==== Data shown
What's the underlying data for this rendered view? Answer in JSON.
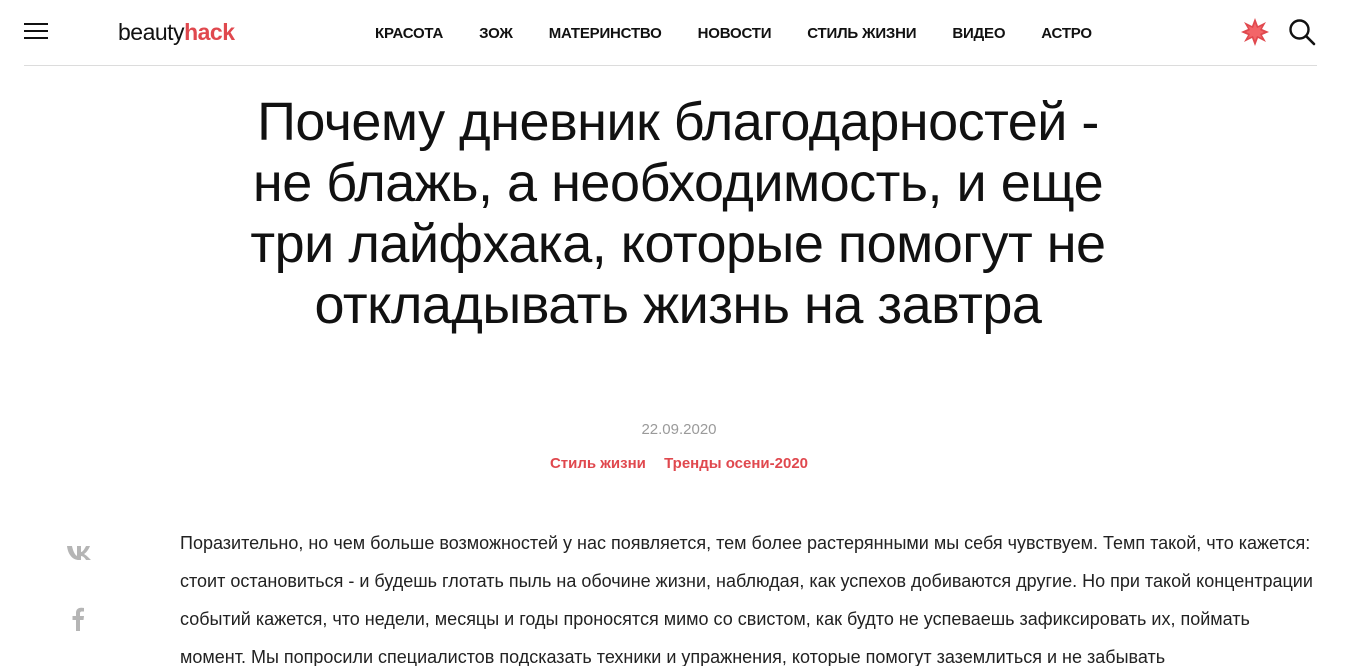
{
  "header": {
    "logo_part1": "beauty",
    "logo_part2": "hack",
    "nav": [
      "КРАСОТА",
      "ЗОЖ",
      "МАТЕРИНСТВО",
      "НОВОСТИ",
      "СТИЛЬ ЖИЗНИ",
      "ВИДЕО",
      "АСТРО"
    ],
    "icons": [
      "menu-icon",
      "star-icon",
      "search-icon"
    ],
    "accent_color": "#e0484e"
  },
  "article": {
    "title": "Почему дневник благодарностей - не блажь, а необходимость, и еще три лайфхака, которые помогут не откладывать жизнь на завтра",
    "date": "22.09.2020",
    "tags": [
      "Стиль жизни",
      "Тренды осени-2020"
    ],
    "body": "Поразительно, но чем больше возможностей у нас появляется, тем более растерянными мы себя чувствуем. Темп такой, что кажется: стоит остановиться - и будешь глотать пыль на обочине жизни, наблюдая, как успехов добиваются другие. Но при такой концентрации событий кажется, что недели, месяцы и годы проносятся мимо со свистом, как будто не успеваешь зафиксировать их, поймать момент. Мы попросили специалистов подсказать техники и упражнения, которые помогут заземлиться и не забывать"
  },
  "share": {
    "icons": [
      "vk-icon",
      "facebook-icon"
    ],
    "icon_color": "#b5b5b5"
  }
}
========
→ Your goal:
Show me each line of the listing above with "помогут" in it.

→ Answer area:
    "title": "Почему дневник благодарностей - не блажь, а необходимость, и еще три лайфхака, которые помогут не откладывать жизнь на завтра",
    "body": "Поразительно, но чем больше возможностей у нас появляется, тем более растерянными мы себя чувствуем. Темп такой, что кажется: стоит остановиться - и будешь глотать пыль на обочине жизни, наблюдая, как успехов добиваются другие. Но при такой концентрации событий кажется, что недели, месяцы и годы проносятся мимо со свистом, как будто не успеваешь зафиксировать их, поймать момент. Мы попросили специалистов подсказать техники и упражнения, которые помогут заземлиться и не забывать"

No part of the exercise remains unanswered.